Review | Written and photographed by Nathan Mattise
What is a diner? In the past I’ve found folks who define it based on cuisine and the smartest man in CNY diners has his own six-point checklist. Can a diner double as a locale for the best local (and eventually national) bands to perform while in town? Can it sell vinyl and local art on the side? Can you place it in a space below one of the Top 50 college bars in America?
Funk N’ Waffles answers yes to all those. A self-proclaimed cafe started near Syracuse University by two grads has become a go-to hangout for students and community members alike. Folks come for the music, the atmosphere or perhaps the Gimme! Coffee, but no matter the reason FnW seems to have something everyone can like.

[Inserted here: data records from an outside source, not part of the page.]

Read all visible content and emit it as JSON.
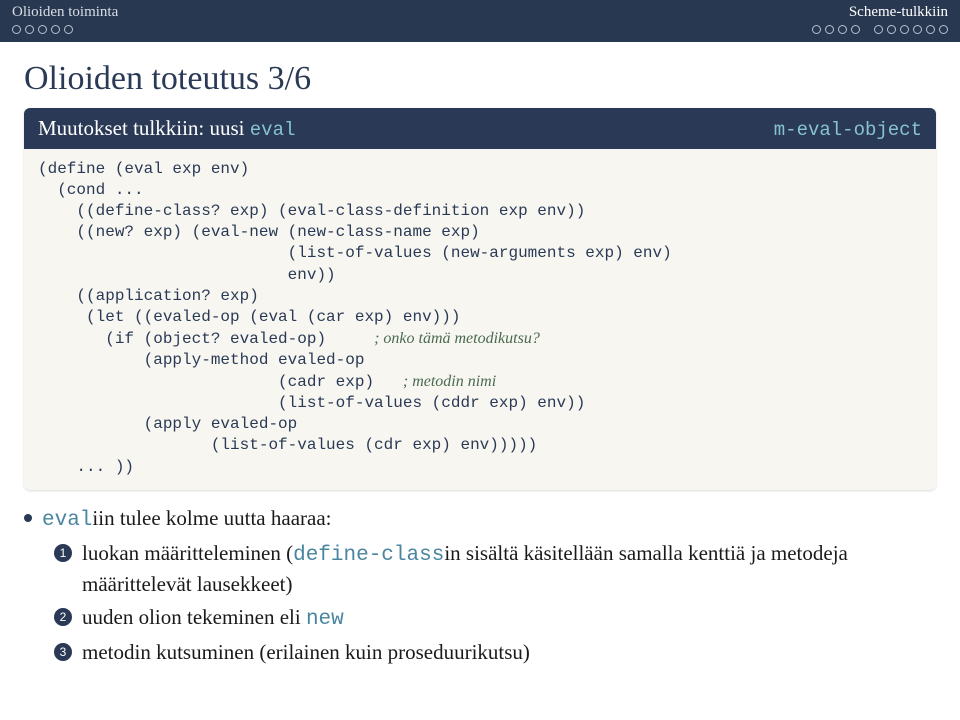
{
  "header": {
    "left": "Olioiden toiminta",
    "right": "Scheme-tulkkiin"
  },
  "title": "Olioiden toteutus 3/6",
  "block": {
    "title": "Muutokset tulkkiin: uusi",
    "title_code": "eval",
    "label": "m-eval-object",
    "code": {
      "l1": "(define (eval exp env)",
      "l2": "  (cond ...",
      "l3": "    ((define-class? exp) (eval-class-definition exp env))",
      "l4": "    ((new? exp) (eval-new (new-class-name exp)",
      "l5": "                          (list-of-values (new-arguments exp) env)",
      "l6": "                          env))",
      "l7": "    ((application? exp)",
      "l8": "     (let ((evaled-op (eval (car exp) env)))",
      "l9a": "       (if (object? evaled-op)     ",
      "l9b": "; onko tämä metodikutsu?",
      "l10": "           (apply-method evaled-op",
      "l11a": "                         (cadr exp)   ",
      "l11b": "; metodin nimi",
      "l12": "                         (list-of-values (cddr exp) env))",
      "l13": "           (apply evaled-op",
      "l14": "                  (list-of-values (cdr exp) env)))))",
      "l15": "    ... ))"
    }
  },
  "bullets": {
    "main_a": "eval",
    "main_b": "iin tulee kolme uutta haaraa:",
    "n1a": "luokan määritteleminen (",
    "n1b": "define-class",
    "n1c": "in sisältä käsitellään samalla kenttiä ja metodeja määrittelevät lausekkeet)",
    "n2a": "uuden olion tekeminen eli ",
    "n2b": "new",
    "n3": "metodin kutsuminen (erilainen kuin proseduurikutsu)"
  }
}
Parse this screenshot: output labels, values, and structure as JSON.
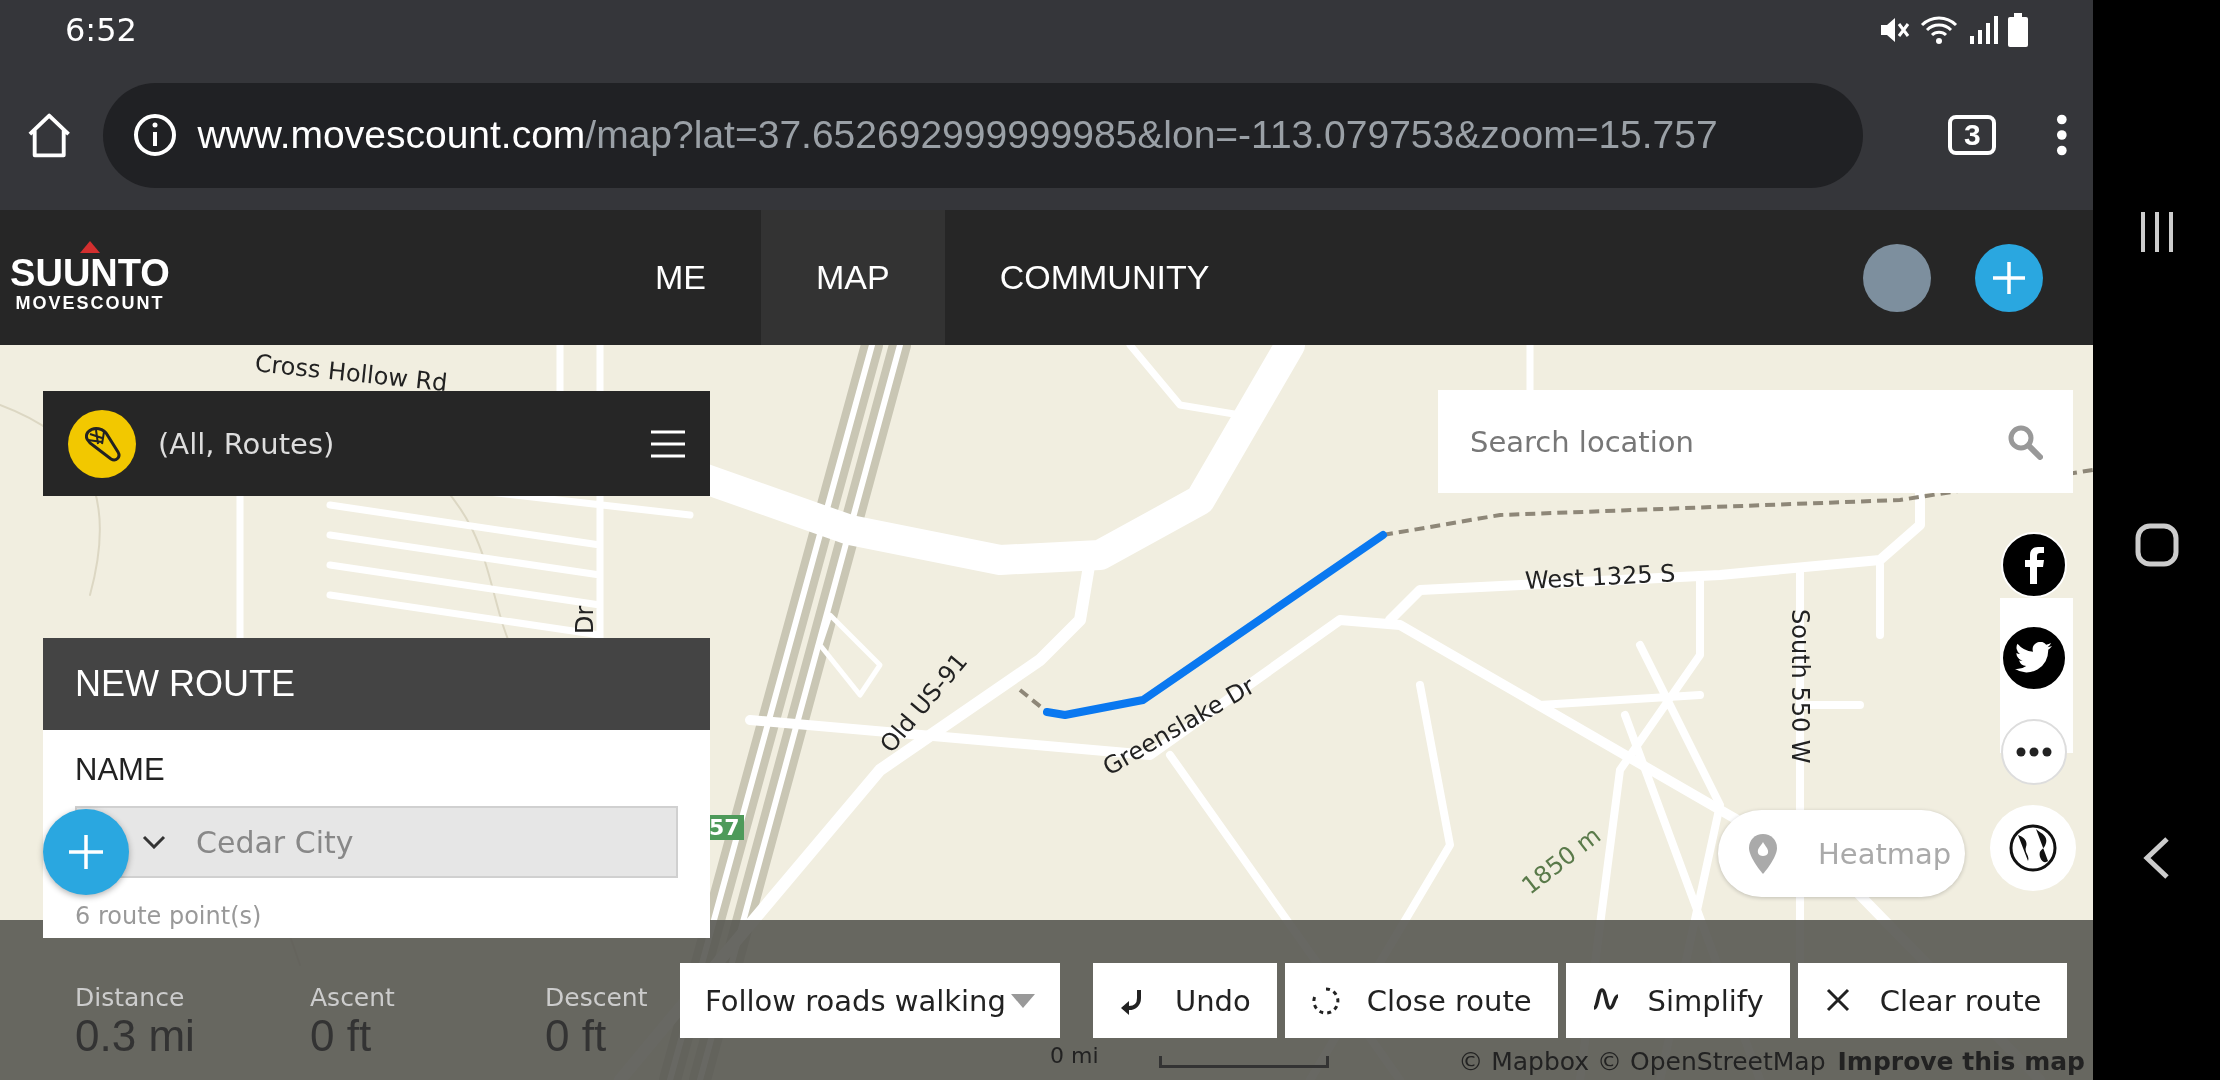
{
  "status_bar": {
    "time": "6:52"
  },
  "browser": {
    "url_host": "www.movescount.com",
    "url_path": "/map?lat=37.652692999999985&lon=-113.079753&zoom=15.757",
    "tab_count": "3"
  },
  "site_header": {
    "brand": "SUUNTO",
    "sub_brand": "MOVESCOUNT",
    "nav": [
      {
        "label": "ME",
        "selected": false
      },
      {
        "label": "MAP",
        "selected": true
      },
      {
        "label": "COMMUNITY",
        "selected": false
      }
    ]
  },
  "map": {
    "labels": [
      {
        "text": "Cross Hollow Rd",
        "kind": "road"
      },
      {
        "text": "Dr",
        "kind": "road"
      },
      {
        "text": "Old US-91",
        "kind": "road"
      },
      {
        "text": "Greenslake Dr",
        "kind": "road"
      },
      {
        "text": "West 1325 S",
        "kind": "road"
      },
      {
        "text": "South 550 W",
        "kind": "road"
      },
      {
        "text": "1850 m",
        "kind": "contour"
      },
      {
        "text": "57",
        "kind": "shield"
      }
    ],
    "scale_label": "0 mi",
    "attribution": "© Mapbox © OpenStreetMap",
    "improve_link": "Improve this map"
  },
  "filter": {
    "label": "(All, Routes)"
  },
  "search": {
    "placeholder": "Search location"
  },
  "new_route": {
    "title": "NEW ROUTE",
    "name_label": "NAME",
    "name_value": "Cedar City",
    "route_points": "6  route point(s)"
  },
  "heatmap": {
    "label": "Heatmap"
  },
  "stats": [
    {
      "label": "Distance",
      "value": "0.3 mi"
    },
    {
      "label": "Ascent",
      "value": "0 ft"
    },
    {
      "label": "Descent",
      "value": "0 ft"
    }
  ],
  "routing": {
    "value": "Follow roads walking"
  },
  "actions": [
    {
      "kind": "undo",
      "label": "Undo"
    },
    {
      "kind": "close",
      "label": "Close route"
    },
    {
      "kind": "simplify",
      "label": "Simplify"
    },
    {
      "kind": "clear",
      "label": "Clear route"
    }
  ]
}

In terms of atmosphere, FnW normally operates as a casual cafe style establishment. Sometimes you can get a lunchtime DJ to mix things up, but it’s less dance party and more music nerd down the hallway sharing some great old vinyl. There’s a variety of seating options (tables, booths and also easy chairs or couches) all spread out within a fairly spacious area. Most walls are lined with art and classic funk/soul records, but on the far one (doubling as the performance stage) you can see the place’s clever logo etched on the wall. It’s a stark contrast to what else is available in the Marshall Street area and certainly one of the place’s real appeals (WiFi availble to boot).
FnW gets diner cred in my mind when it comes to the menu and service. As the Diner Docent said, real diners don’t have workers that wear uniforms (check), serve coffee in mugs (check), and require you to pay at the counter so you interact with the establishent (check). FnW is not 100 percent traditional (after all, the menu’s offerrings are based mostly on coffees and waffles) but that should be easy to look past after one visit for any diner purists. The service is friendly and accomodating, food and drinks come quick and they keep better hours than most of the diners in Syracuse (8:30am-4pm Sun-Tues, open til midnight Wed-Sat).
FnW’s menu has expanded recently and it offers something for everyone (even if you don’t want the obvious item). They do their best to serve local ingredients and fair trade beverages as well. Waffles are certainly the best bet as they are what the business was founded on but no matter if you want something traditional, modernly sweeter or a savory take, FnW probably has it. You can get everything from pulled pork or brownie ala mode to falafel and Thanksgiving Dinner served waffle style. In honor of the funk, I opted for an Earth, Wind and Fire (honey, walnuts and bananas on whole-wheat wafle) for just $6. I’ve never had anything besides a perfectly cooked waffle from here – light, slight crisp on the outside and warm to the point it feels like it melts in your mouth at times. On the EWF, all the ingredients taste fresh while complimenting each other without taking focus off the waffle itself. It’s a sweet breakfast that won’t leave you reeling from a sugar crash later in the day.
Before dismissing FnW in favor of something more traditionally “diner,” realize that perhaps this is where the culture should be going. You can still get your bacon and eggs but FnW strives to offer much more in all phases of the game – menu selection, use of the space, ambiance and innovation. Their committment to the community with local ingredients and frequent hosting of local fundraisers only furthers their value. FnW may not look like a diner your parents grew up with, but they are serving the ‘Cuse community better than nearly anyone else.
The Final Tab
Pros: Original/engaging restaurant concept, local ingredients and support of local community, creative and expansive menu, excellent coffee selections, local favorite ambiance
Cons: Waffles may get a bit pricey compared to greasy spoons, but you get quality for your buck (also cheap for M Street)
Five out of Five (Robust breakfast platter | Go early and often to the point you can say, “I’ll have the usual.”)